[Records for the task — start]

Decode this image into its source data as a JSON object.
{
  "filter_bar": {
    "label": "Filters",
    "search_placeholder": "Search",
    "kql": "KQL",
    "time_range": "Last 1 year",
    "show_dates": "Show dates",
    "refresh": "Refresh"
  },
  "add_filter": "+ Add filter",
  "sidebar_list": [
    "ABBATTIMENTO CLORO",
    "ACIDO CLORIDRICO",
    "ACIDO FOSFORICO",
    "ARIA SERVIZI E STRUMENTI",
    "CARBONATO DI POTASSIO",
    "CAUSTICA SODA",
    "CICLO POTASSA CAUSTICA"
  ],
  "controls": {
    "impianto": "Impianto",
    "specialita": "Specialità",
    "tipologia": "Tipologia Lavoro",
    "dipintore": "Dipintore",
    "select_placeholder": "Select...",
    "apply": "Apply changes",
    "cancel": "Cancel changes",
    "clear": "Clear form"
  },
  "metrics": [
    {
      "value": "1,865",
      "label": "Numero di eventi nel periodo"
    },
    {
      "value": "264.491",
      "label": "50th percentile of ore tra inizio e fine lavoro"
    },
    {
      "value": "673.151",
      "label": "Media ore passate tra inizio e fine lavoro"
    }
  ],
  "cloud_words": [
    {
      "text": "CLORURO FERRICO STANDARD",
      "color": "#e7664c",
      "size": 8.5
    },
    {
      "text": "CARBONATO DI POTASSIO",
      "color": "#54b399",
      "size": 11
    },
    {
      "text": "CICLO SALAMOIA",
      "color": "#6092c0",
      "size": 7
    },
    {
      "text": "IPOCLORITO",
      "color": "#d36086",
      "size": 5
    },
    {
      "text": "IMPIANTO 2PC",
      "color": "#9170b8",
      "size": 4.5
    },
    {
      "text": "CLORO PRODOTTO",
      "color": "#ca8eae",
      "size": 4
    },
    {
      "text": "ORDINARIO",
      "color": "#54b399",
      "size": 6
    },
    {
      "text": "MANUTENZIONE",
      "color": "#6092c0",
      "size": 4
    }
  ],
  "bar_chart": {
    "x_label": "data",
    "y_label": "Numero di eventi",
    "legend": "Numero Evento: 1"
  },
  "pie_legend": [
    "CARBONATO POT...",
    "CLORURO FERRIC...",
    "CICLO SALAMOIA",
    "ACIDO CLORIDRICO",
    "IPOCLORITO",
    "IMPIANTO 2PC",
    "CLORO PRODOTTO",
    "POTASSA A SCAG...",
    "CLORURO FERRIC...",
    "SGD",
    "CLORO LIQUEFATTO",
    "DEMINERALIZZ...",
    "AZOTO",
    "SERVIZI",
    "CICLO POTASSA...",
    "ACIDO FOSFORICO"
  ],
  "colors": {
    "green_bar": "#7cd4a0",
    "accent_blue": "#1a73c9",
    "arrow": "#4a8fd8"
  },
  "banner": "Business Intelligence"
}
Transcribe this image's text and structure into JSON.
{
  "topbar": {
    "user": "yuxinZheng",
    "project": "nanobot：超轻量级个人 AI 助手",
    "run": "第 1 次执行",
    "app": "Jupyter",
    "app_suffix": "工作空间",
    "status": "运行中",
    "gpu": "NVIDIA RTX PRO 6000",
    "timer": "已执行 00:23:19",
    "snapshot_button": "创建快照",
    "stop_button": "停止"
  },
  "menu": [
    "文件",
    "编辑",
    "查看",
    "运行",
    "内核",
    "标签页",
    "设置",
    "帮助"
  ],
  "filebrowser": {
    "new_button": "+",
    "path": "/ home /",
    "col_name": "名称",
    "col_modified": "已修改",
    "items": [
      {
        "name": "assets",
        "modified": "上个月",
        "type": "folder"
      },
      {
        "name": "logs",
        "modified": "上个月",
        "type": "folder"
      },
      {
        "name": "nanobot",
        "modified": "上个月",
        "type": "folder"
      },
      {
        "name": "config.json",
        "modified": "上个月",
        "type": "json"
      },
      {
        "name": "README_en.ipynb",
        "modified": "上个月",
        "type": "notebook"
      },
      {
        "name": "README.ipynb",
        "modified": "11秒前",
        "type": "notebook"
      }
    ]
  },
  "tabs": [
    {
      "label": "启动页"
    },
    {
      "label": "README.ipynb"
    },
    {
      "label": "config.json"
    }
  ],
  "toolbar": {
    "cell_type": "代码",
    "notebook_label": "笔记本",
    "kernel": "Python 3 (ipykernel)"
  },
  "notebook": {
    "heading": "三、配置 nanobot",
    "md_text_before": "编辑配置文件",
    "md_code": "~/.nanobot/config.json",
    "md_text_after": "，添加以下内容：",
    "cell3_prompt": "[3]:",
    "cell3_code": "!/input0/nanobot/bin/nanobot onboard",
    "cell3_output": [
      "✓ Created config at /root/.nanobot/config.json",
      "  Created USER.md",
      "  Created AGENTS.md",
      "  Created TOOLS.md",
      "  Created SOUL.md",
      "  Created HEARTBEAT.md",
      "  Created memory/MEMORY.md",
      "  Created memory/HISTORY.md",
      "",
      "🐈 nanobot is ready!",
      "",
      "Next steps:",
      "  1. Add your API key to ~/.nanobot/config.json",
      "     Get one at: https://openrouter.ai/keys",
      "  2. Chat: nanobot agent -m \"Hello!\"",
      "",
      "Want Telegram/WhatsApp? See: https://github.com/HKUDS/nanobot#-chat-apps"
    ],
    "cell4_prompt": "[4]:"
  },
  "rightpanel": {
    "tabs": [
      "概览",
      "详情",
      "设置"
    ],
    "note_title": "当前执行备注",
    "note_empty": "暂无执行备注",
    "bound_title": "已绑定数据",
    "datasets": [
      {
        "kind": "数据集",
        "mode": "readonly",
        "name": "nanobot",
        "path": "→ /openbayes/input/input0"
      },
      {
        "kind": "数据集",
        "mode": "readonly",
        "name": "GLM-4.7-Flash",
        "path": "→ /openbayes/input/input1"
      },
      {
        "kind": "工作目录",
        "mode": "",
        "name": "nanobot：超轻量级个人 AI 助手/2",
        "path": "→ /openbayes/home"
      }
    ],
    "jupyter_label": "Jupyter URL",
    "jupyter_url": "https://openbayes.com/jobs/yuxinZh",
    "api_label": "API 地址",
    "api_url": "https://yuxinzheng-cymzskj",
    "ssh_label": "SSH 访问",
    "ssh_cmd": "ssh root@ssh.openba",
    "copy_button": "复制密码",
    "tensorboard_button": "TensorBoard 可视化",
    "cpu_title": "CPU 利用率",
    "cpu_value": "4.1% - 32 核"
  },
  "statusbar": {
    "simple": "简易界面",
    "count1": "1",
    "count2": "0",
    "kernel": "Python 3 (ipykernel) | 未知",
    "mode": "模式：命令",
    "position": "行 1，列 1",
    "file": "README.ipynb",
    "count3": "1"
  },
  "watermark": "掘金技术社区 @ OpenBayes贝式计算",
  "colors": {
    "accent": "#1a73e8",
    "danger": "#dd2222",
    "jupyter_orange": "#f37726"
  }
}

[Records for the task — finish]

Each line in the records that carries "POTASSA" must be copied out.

◆ Exercise solution:
    "CICLO POTASSA CAUSTICA"
    "POTASSA A SCAG...",
    "CICLO POTASSA...",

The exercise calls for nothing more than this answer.